  TCCR1B |= prescaleBits; // Set clock prescale to prescaleBits

  ICR1 = top32;
  OCR1A = top32 / 2;
  OCR1B = (top32 / 2) + 1; // Prevent shoot-through
  return true;
}

void setup()
{
  Serial.begin(115200);

  TwoPhaseBegin();  // Start output at 1000 Hz
}

void loop()
{
  // Call TwoPhaseFrequency(uint16_t frequency) any time to change the output frequency
}

And you expect to have stable rpm with that accuracy ?
Consider synchronising two motors ....

It works very well.
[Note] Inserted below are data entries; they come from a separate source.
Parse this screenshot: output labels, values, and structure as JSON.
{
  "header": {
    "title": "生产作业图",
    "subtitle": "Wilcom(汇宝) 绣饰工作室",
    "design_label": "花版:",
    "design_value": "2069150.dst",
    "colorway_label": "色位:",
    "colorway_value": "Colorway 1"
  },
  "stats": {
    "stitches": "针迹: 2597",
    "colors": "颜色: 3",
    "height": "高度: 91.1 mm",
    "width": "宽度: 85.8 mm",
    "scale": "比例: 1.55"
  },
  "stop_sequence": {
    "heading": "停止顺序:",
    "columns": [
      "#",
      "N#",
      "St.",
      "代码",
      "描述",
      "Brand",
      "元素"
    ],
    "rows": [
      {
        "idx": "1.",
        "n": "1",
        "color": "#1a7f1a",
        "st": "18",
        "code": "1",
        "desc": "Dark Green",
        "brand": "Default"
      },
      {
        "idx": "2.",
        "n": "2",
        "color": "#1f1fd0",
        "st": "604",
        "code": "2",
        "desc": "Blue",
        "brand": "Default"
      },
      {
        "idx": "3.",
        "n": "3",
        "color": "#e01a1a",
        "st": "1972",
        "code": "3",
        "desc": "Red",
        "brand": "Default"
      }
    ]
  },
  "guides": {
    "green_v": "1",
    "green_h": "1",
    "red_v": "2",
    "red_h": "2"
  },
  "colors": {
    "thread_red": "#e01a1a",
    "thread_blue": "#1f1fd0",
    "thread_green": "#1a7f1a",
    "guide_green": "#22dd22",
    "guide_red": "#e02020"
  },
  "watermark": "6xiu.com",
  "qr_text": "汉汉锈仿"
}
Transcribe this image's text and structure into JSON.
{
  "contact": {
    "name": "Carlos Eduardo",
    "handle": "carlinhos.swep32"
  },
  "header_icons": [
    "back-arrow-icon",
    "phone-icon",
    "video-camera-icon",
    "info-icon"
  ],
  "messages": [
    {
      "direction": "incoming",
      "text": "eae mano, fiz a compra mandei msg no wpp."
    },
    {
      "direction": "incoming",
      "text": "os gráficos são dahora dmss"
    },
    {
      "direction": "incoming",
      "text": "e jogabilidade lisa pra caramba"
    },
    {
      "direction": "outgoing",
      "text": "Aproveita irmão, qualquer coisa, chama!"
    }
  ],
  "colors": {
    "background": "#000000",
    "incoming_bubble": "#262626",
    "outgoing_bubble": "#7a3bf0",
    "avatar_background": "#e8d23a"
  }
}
Thank you :slight_smile:

I changed configuration and my steps are in 0,01 Hz, thats great.

Only maybe not clever question.
Why 250 kHz?

@johnwasser Thank you, I will test it as well :slight_smile:

No particular reason except for resolution available for the PWM timer. You can play with the number since it TIMER1 is 16 bit which gives you a lot of possible combinations

There are only five values of prescale you can use on Timer1: 1, 8, 64, 256, 1024

You usually pick the smallest prescale that keeps your TOP value below 17 bits (you only have 16 bits for the value of TOP.

You can't use prescale 1 because it only goes down to 16MHz / 65536 = 244 Hz.

Prescale 8 (2 MHz clock) goes down to 30.5 Hz so that is what I would have used. TOP = 43667 for 45.8 Hz and TOP = 18348 for 109 Hz so you would have 25,319 steps between 45.8 Hz and 109 Hz.

Prescale 64 (250 kHz clock) goes down to 3.8 Hz which is overkill for your purposes (45.8-109 Hz).